While researching Angst, I was intrigued by the film’s elusiveness, as well as the reviews that proclaimed it to be a “masterpiece.” One notable fan of the film is director Gaspar Noé (Irréversible), who has been outspoken about the feature’s influence on his own work. According to Noé, the flick was banned or refused distribution in many European countries due to its violent content. In France, it was released on home video under the title Schizophrenia. It wasn’t until recently that U.S. distribution rights were acquired, and in September 2015, Cult Epics released Angst on Blu-ray with a new high-definition transfer and tons of bonus material.

Angst

Directed by Gerald Kargl, Angst is the story of an unnamed man (played by Erwin Leder) who is released from prison after serving a ten-year sentence for murder. Now a free man, he immediately feels the urge to kill again. With cinematography by Academy Award winner Zbigniew Rybczyński, the film’s camerawork is remarkably innovative; in many scenes, a camera was strapped to the actors to create a unique first-person perspective. Inspired by the true crime case of mass murderer Werner Kniesek, the plot follows the recently released man as he breaks into a home occupied by a mother, her daughter and handicapped son. Henceforth, the man’s actions are unrelentingly brutal and disturbing. Interestingly, the majority of the picture’s dialogue is confined to off-screen narration by the lead character; the stories he shares about childhood neglect, abuse and animal torture help provide context to the violence depicted on screen. To top it off, the storyline is accompanied by a pulse-pounding synth score by Klaus Schulze, who was once a member of Tangerine Dream.

Leder’s starkly realistic performance is the driving force of the feature. When analyzing the character’s actions and choices, it is important to consider possible implications of the alternate title: Schizophrenia. Schizophrenia is a mental disorder commonly characterized by psychosis (e.g., delusions and hallucinations), and psychotic serial killers tend to be disorganized and spontaneous. Throughout the film, the killer acts recklessly and impulsively, botching just about every plan he has. In the real case, Kniesek was found to be not mentally ill, so it is unclear whether or not the film character actually has schizophrenia. But either way, Leder’s portrayal of the killer is fascinating in how it subverts the stereotype of the intelligent and deceptively charming psychopath. In Angst, the killer’s chaotic nature is perfectly imperfect.

Bleak yet beautifully crafted, Angst is a must-watch film for fans of horror, disturbing cinema and art-house fare alike.
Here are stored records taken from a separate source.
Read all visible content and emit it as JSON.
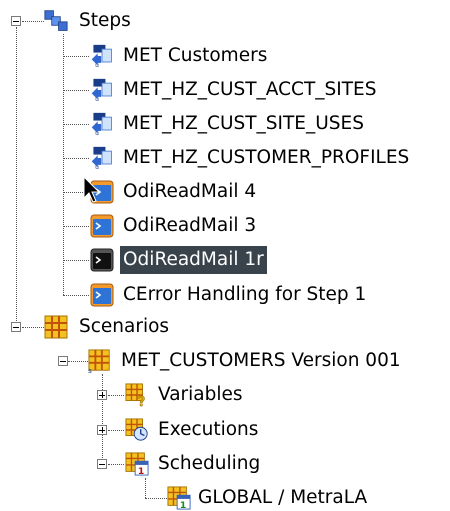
{
  "tree": {
    "steps": {
      "label": "Steps",
      "children": [
        {
          "label": "MET Customers",
          "icon": "interface-icon"
        },
        {
          "label": "MET_HZ_CUST_ACCT_SITES",
          "icon": "interface-icon"
        },
        {
          "label": "MET_HZ_CUST_SITE_USES",
          "icon": "interface-icon"
        },
        {
          "label": "MET_HZ_CUSTOMER_PROFILES",
          "icon": "interface-icon"
        },
        {
          "label": "OdiReadMail 4",
          "icon": "odi-tool-icon"
        },
        {
          "label": "OdiReadMail 3",
          "icon": "odi-tool-icon"
        },
        {
          "label": "OdiReadMail 1r",
          "icon": "odi-tool-icon",
          "selected": true
        },
        {
          "label": "CError Handling for Step 1",
          "icon": "odi-tool-icon"
        }
      ]
    },
    "scenarios": {
      "label": "Scenarios",
      "scenario": {
        "label": "MET_CUSTOMERS Version 001",
        "children": {
          "variables": "Variables",
          "executions": "Executions",
          "scheduling": "Scheduling",
          "schedule_item": "GLOBAL / MetraLA"
        }
      }
    }
  }
}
WICKED RATING: 8/10

Director(s): Gerald Kargl
Writer(s): Gerald Kargl, Zbigniew Rybczyński
Stars: Erwin Leder, Robert Hunger-Bühler, Silvia Rabenreither
Year: 1983
Studio/ Production Co: Gerald Kargl
Budget: n/a
Language: German
Length: 75 minutes
Sub-Genre: Drama/thriller